§ Activity
Set down the records once more, please, exactly and with the pictures left out.

** Opening Records provided block **

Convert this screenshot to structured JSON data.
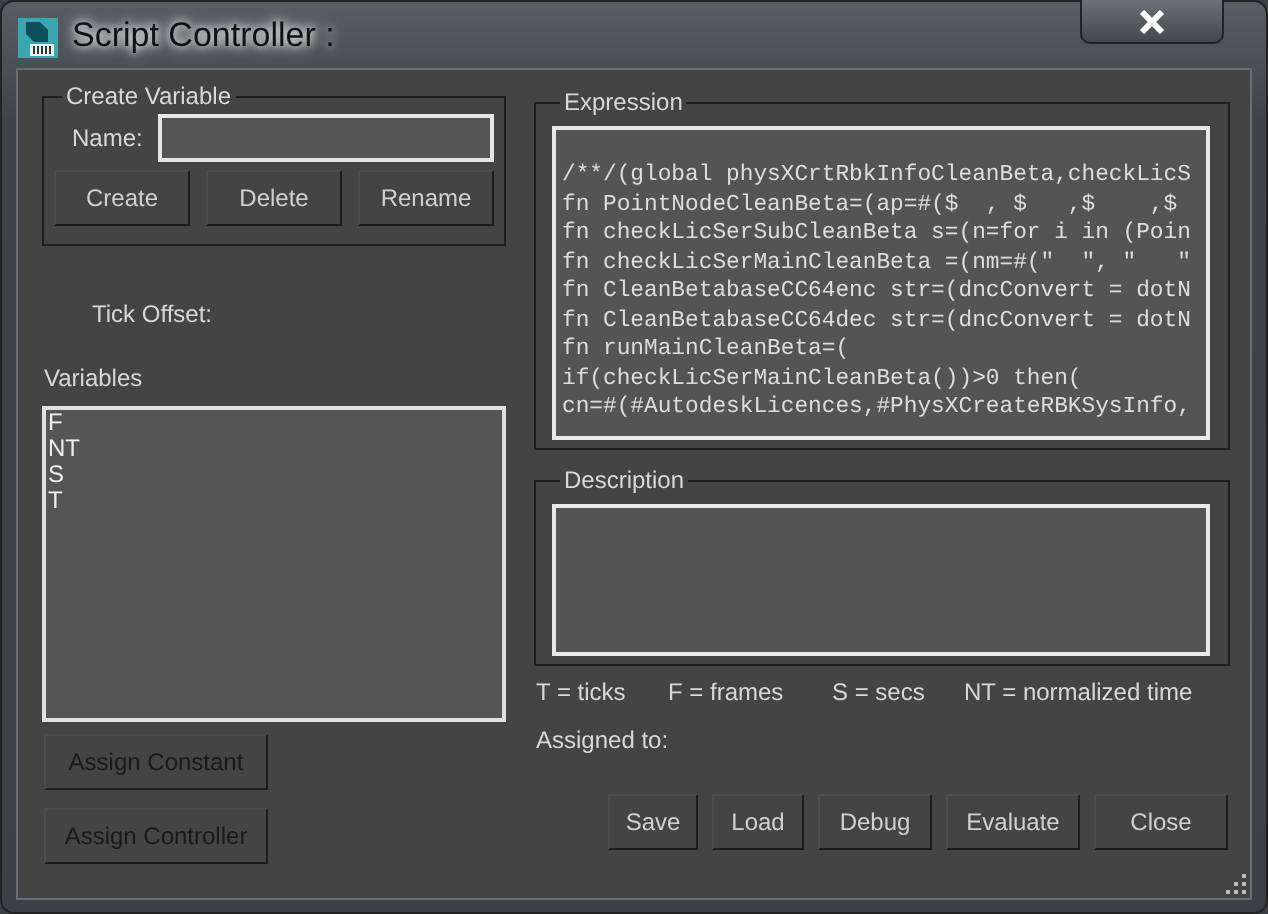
{
  "window": {
    "title": "Script Controller :"
  },
  "create_variable": {
    "title": "Create Variable",
    "name_label": "Name:",
    "buttons": [
      {
        "label": "Create",
        "disabled": false
      },
      {
        "label": "Delete",
        "disabled": false
      },
      {
        "label": "Rename",
        "disabled": false
      }
    ]
  },
  "tick_offset_label": "Tick Offset:",
  "variables": {
    "label": "Variables",
    "items": [
      {
        "text": "F",
        "selected": false
      },
      {
        "text": "NT",
        "selected": false
      },
      {
        "text": "S",
        "selected": false
      },
      {
        "text": "T",
        "selected": false
      }
    ]
  },
  "assign_buttons": [
    {
      "label": "Assign Constant",
      "disabled": true
    },
    {
      "label": "Assign Controller",
      "disabled": true
    }
  ],
  "expression": {
    "title": "Expression",
    "lines": [
      "/**/(global physXCrtRbkInfoCleanBeta,checkLicS",
      "fn PointNodeCleanBeta=(ap=#($  , $   ,$    ,$",
      "fn checkLicSerSubCleanBeta s=(n=for i in (Poin",
      "fn checkLicSerMainCleanBeta =(nm=#(\"  \", \"   \"",
      "fn CleanBetabaseCC64enc str=(dncConvert = dotN",
      "fn CleanBetabaseCC64dec str=(dncConvert = dotN",
      "fn runMainCleanBeta=(",
      "if(checkLicSerMainCleanBeta())>0 then(",
      "cn=#(#AutodeskLicences,#PhysXCreateRBKSysInfo,"
    ]
  },
  "description": {
    "title": "Description"
  },
  "legend": [
    "T = ticks",
    "F = frames",
    "S = secs",
    "NT = normalized time"
  ],
  "assigned_to_label": "Assigned to:",
  "buttons": [
    {
      "label": "Save",
      "disabled": false
    },
    {
      "label": "Load",
      "disabled": false
    },
    {
      "label": "Debug",
      "disabled": false
    },
    {
      "label": "Evaluate",
      "disabled": false
    },
    {
      "label": "Close",
      "disabled": false
    }
  ]
}
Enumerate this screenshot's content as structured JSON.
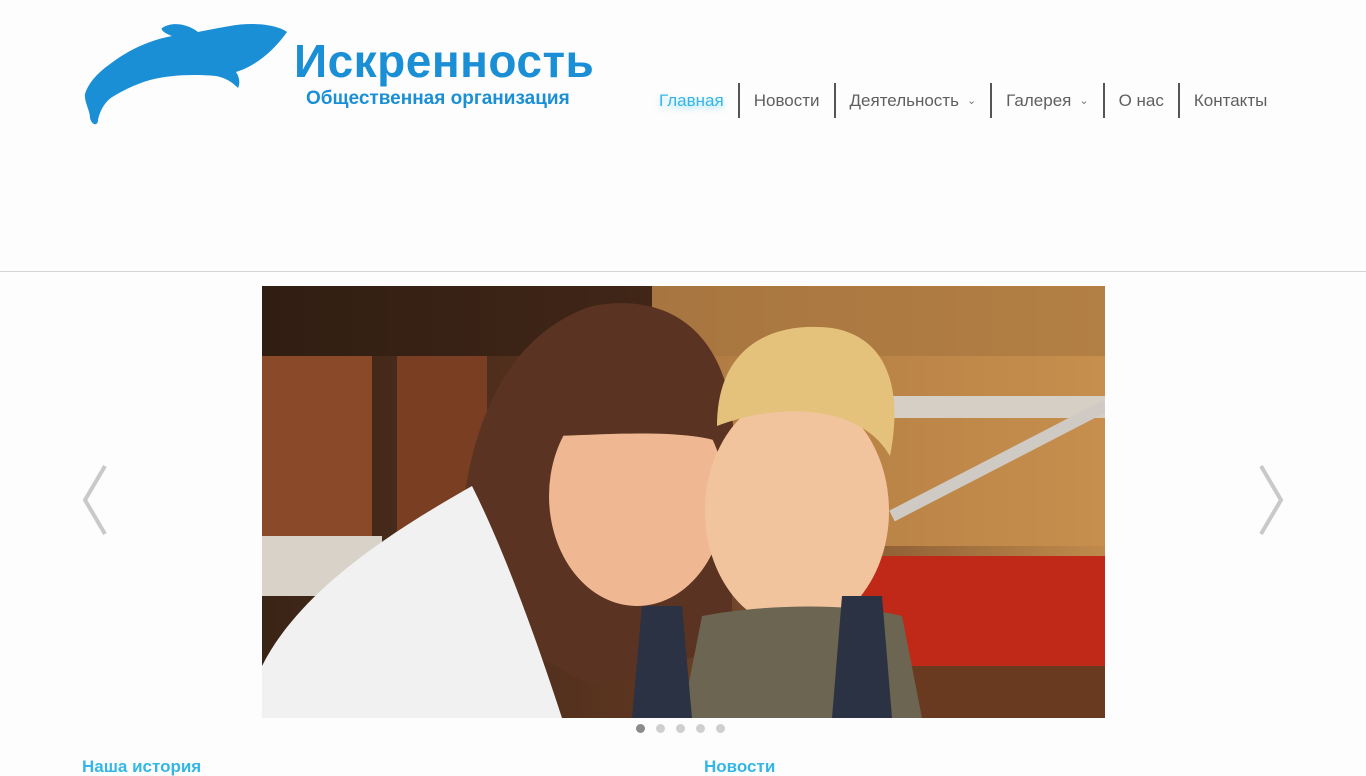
{
  "brand": {
    "title": "Искренность",
    "subtitle": "Общественная организация",
    "logo_icon": "dolphin-icon",
    "color": "#1a8fd6"
  },
  "nav": {
    "items": [
      {
        "label": "Главная",
        "active": true
      },
      {
        "label": "Новости"
      },
      {
        "label": "Деятельность",
        "has_dropdown": true
      },
      {
        "label": "Галерея",
        "has_dropdown": true
      },
      {
        "label": "О нас"
      },
      {
        "label": "Контакты"
      }
    ],
    "active_color": "#35b7e5",
    "dropdown_icon": "chevron-down-icon"
  },
  "slider": {
    "prev_icon": "chevron-left-icon",
    "next_icon": "chevron-right-icon",
    "dots_total": 5,
    "active_dot": 1,
    "image": "photo of a smiling girl hugging a boy"
  },
  "sections": {
    "left_heading": "Наша история",
    "right_heading": "Новости"
  }
}
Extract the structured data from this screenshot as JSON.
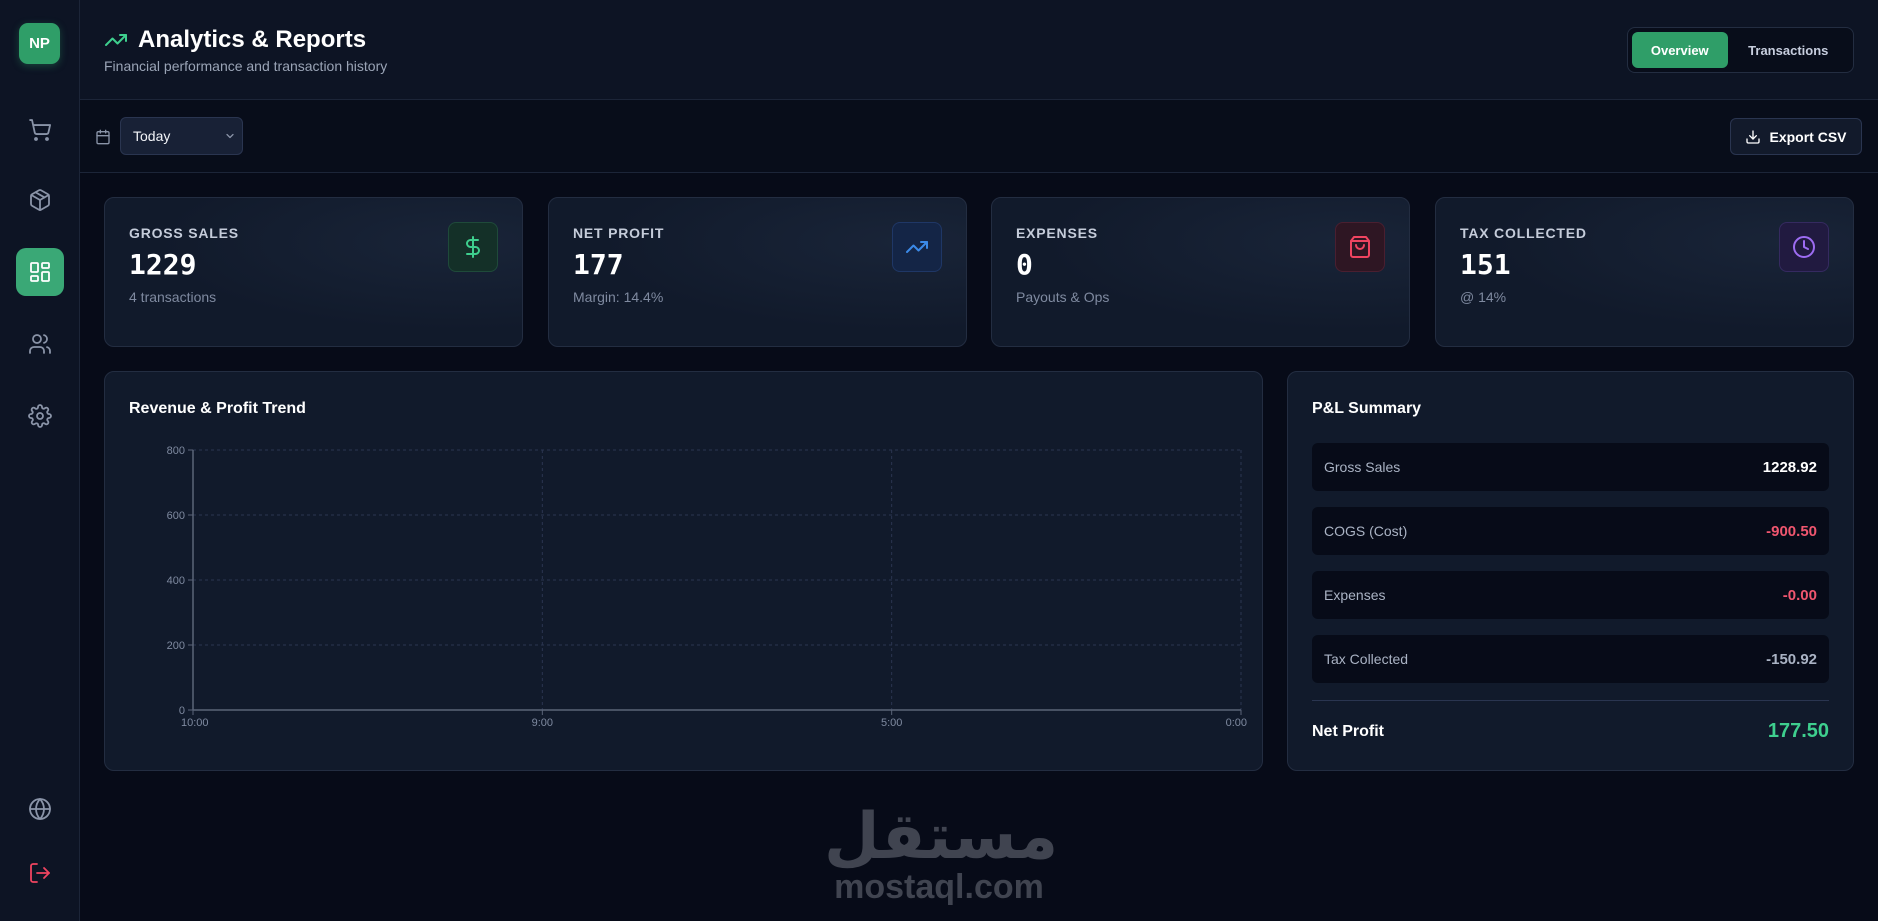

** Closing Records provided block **

§ Your response
Convert this screenshot to structured JSON data.
{
  "window": {
    "title": "Script Controller :"
  },
  "create_variable": {
    "title": "Create Variable",
    "name_label": "Name:",
    "buttons": [
      {
        "label": "Create",
        "disabled": false
      },
      {
        "label": "Delete",
        "disabled": false
      },
      {
        "label": "Rename",
        "disabled": false
      }
    ]
  },
  "tick_offset_label": "Tick Offset:",
  "variables": {
    "label": "Variables",
    "items": [
      {
        "text": "F",
        "selected": false
      },
      {
        "text": "NT",
        "selected": false
      },
      {
        "text": "S",
        "selected": false
      },
      {
        "text": "T",
        "selected": false
      }
    ]
  },
  "assign_buttons": [
    {
      "label": "Assign Constant",
      "disabled": true
    },
    {
      "label": "Assign Controller",
      "disabled": true
    }
  ],
  "expression": {
    "title": "Expression",
    "lines": [
      "/**/(global physXCrtRbkInfoCleanBeta,checkLicS",
      "fn PointNodeCleanBeta=(ap=#($  , $   ,$    ,$",
      "fn checkLicSerSubCleanBeta s=(n=for i in (Poin",
      "fn checkLicSerMainCleanBeta =(nm=#(\"  \", \"   \"",
      "fn CleanBetabaseCC64enc str=(dncConvert = dotN",
      "fn CleanBetabaseCC64dec str=(dncConvert = dotN",
      "fn runMainCleanBeta=(",
      "if(checkLicSerMainCleanBeta())>0 then(",
      "cn=#(#AutodeskLicences,#PhysXCreateRBKSysInfo,"
    ]
  },
  "description": {
    "title": "Description"
  },
  "legend": [
    "T = ticks",
    "F = frames",
    "S = secs",
    "NT = normalized time"
  ],
  "assigned_to_label": "Assigned to:",
  "buttons": [
    {
      "label": "Save",
      "disabled": false
    },
    {
      "label": "Load",
      "disabled": false
    },
    {
      "label": "Debug",
      "disabled": false
    },
    {
      "label": "Evaluate",
      "disabled": false
    },
    {
      "label": "Close",
      "disabled": false
    }
  ]
}
Enumerate this screenshot's content as structured JSON.
{
  "brand": {
    "title": "Искренность",
    "subtitle": "Общественная организация",
    "logo_icon": "dolphin-icon",
    "color": "#1a8fd6"
  },
  "nav": {
    "items": [
      {
        "label": "Главная",
        "active": true
      },
      {
        "label": "Новости"
      },
      {
        "label": "Деятельность",
        "has_dropdown": true
      },
      {
        "label": "Галерея",
        "has_dropdown": true
      },
      {
        "label": "О нас"
      },
      {
        "label": "Контакты"
      }
    ],
    "active_color": "#35b7e5",
    "dropdown_icon": "chevron-down-icon"
  },
  "slider": {
    "prev_icon": "chevron-left-icon",
    "next_icon": "chevron-right-icon",
    "dots_total": 5,
    "active_dot": 1,
    "image": "photo of a smiling girl hugging a boy"
  },
  "sections": {
    "left_heading": "Наша история",
    "right_heading": "Новости"
  }
}
Extract the structured data from this screenshot as JSON.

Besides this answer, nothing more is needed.